During this time Frashëri corresponded with European leaders like Italian prime minister Francesco Crispi on the Albanian geopolitical question.[36] Frashëri's views overall were that partition of Albania by foreign powers would result in fierce Albanian resistance.[36] The solution according to him was European intervention resulting in an autonomous or small kingdom of Albania defined along ethnographic and geographic frontiers within a Balkan confederation or under a great power that adhered to European laws and political organisation.[36] Although ill and isolated, he never gave up his patriotic ideas until his death on 23 October 1892 in Istanbul.[34] The Turkish government allowed for his remains to be transferred to Albania[1] and in 1978 were brought to Tirana on the 100th anniversary of the League of Prizren.

External linksEdit


  1. ^ a b Gawrych 2006, p. 200.
  2. ^ Gawrych 2006, p. 204.

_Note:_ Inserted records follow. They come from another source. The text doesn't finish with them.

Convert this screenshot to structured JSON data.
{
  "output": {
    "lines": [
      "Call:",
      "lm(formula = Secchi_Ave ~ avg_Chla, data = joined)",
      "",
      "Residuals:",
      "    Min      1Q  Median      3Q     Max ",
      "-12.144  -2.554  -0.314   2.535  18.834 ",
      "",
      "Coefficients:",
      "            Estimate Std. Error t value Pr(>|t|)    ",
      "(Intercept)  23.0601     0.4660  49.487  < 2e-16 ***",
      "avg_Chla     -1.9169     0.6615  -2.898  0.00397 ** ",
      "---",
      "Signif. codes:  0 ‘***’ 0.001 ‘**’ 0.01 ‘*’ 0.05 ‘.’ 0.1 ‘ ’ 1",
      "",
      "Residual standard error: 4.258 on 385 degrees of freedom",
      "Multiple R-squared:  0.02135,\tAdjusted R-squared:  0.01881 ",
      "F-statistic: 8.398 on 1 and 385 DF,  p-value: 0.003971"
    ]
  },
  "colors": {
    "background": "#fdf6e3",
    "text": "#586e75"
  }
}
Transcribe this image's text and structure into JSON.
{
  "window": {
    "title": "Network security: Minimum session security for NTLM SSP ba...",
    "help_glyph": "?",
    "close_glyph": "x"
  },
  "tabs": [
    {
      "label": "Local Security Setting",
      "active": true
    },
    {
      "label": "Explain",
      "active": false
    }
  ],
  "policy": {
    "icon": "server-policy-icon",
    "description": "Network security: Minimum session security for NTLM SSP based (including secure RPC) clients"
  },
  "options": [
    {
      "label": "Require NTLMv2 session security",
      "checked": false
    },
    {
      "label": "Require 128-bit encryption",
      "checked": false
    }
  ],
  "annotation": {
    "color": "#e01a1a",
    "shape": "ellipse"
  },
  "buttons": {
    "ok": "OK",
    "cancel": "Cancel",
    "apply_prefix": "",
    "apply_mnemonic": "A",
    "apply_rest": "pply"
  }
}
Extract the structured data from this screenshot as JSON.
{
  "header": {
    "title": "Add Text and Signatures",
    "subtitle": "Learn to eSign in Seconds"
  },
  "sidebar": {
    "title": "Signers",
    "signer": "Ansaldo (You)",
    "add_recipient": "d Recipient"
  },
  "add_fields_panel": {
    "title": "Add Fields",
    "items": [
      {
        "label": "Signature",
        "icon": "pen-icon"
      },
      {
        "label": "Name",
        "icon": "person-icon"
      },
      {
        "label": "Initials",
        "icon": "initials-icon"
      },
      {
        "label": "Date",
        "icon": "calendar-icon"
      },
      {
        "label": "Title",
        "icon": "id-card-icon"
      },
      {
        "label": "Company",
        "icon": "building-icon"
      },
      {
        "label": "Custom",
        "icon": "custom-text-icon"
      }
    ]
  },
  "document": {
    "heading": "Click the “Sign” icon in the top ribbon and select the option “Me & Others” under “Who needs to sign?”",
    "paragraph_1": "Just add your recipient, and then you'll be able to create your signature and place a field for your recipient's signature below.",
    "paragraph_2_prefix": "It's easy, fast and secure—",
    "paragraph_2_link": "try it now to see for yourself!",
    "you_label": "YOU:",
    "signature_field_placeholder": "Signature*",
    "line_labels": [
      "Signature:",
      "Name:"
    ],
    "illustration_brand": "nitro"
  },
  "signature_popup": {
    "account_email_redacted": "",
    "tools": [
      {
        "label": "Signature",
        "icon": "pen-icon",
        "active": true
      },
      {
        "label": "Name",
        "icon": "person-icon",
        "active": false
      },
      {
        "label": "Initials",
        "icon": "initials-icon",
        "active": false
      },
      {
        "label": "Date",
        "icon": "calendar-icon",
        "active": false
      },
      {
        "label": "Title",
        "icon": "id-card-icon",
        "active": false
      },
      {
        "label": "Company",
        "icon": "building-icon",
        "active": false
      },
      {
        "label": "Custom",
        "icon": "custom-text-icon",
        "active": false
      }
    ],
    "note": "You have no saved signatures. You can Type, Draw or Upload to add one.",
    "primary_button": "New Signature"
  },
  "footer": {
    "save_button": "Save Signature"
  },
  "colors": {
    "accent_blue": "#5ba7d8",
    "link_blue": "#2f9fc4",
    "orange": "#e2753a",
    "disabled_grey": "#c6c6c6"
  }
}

  3. ^ Kopeček, Michal; Ersoy, Ahmed; Gorni, Maciej; Kechriotis, Vangelis; Manchev, Boyan; Trencsenyi, Balazs; Turda, Marius (2006), Discourses of collective identity in Central and Southeast Europe (1770–1945), 1, Budapest, Hungary: Central European University Press, p. 348, ISBN 963-7326-52-9, the first political ideologue of the Albanian Revival..
  4. ^ a b c d e f g h i Skendi 1967, pp. 36–38.
  5. ^ a b c d Gawrych 2006, p. 13.
  6. ^ a b Robert Elsie (2005). Albanian Literature: A Short History. I.B.Tauris. p. 67. ISBN 978-1-84511-031-4.
  7. ^ a b Arno Tanner (2004). The Forgotten Minorities of Eastern Europe: The History and Today of Selected Ethnic Groups in Five Countries. East-West Books. pp. 213–. ISBN 978-952-91-6808-8.
  8. ^ Ethnologia Balkanica. LIT Verlag Münster. pp. 150–. GGKEY:ES2RY3RRUDS.
  9. ^ Stephanie Schwandner-Sievers (March 1999). "The Albanian Aromanians Awakening: Identity Politics and Conflicts in Post-Communist Albania". European Centre for Minority Issues: 6.
  10. ^ a b c d Gawrych 2006, pp. 40–42.
  11. ^ Skendi 1967, p. 119.
  12. ^ a b c Gawrych 2006, p. 40.
  13. ^ a b Skendi 1967, p. 55.
  14. ^
  15. ^ a b Gawrych 2006, p. 44.
  16. ^ a b c Gawrych 2006, p. 46.
  17. ^ a b Skendi 1967, pp. 41–43.
  18. ^ Gawrych 2006, p. 50.
  19. ^ Gawrych 2006, pp. 52, 60, 71.
  20. ^ a b c Gawrych 2006, p. 52.
  21. ^ Gawrych 2006, p. 51.
  22. ^ Skendi 1967, pp. 70–73.
  23. ^ Gawrych 2006, pp. 56–57, 60.
  24. ^ a b c Gawrych 2006, p. 57.
  25. ^ a b Gawrych 2006, pp. 52–53.
  26. ^ Gawrych 2006, p. 60.
  27. ^ Skendi 1967, pp. 85–86.
  28. ^ a b Skendi 1967, pp. 88–92.
  29. ^ Skendi 1967, pp. 79–80.
  30. ^ Skendi 1967, pp. 101–102.
  31. ^ a b Gawrych 2006, pp. 66–67.
  32. ^ a b Gawrych 2006, p. 67.
  33. ^ a b Skendi 1967, p. 98.
  34. ^ a b c Skendi 1967, p. 105.
  35. ^ a b Gawrych, George (2006). The Crescent and the Eagle: Ottoman rule, Islam and the Albanians, 1874–1913. London: IB Tauris. pp. 80–81. ISBN 9781845112875.
  36. ^ a b c Skendi, Stavro (1967). The Albanian national awakening. Princeton: Princeton University Press. pp. 165–166, 169. ISBN 9781400847761.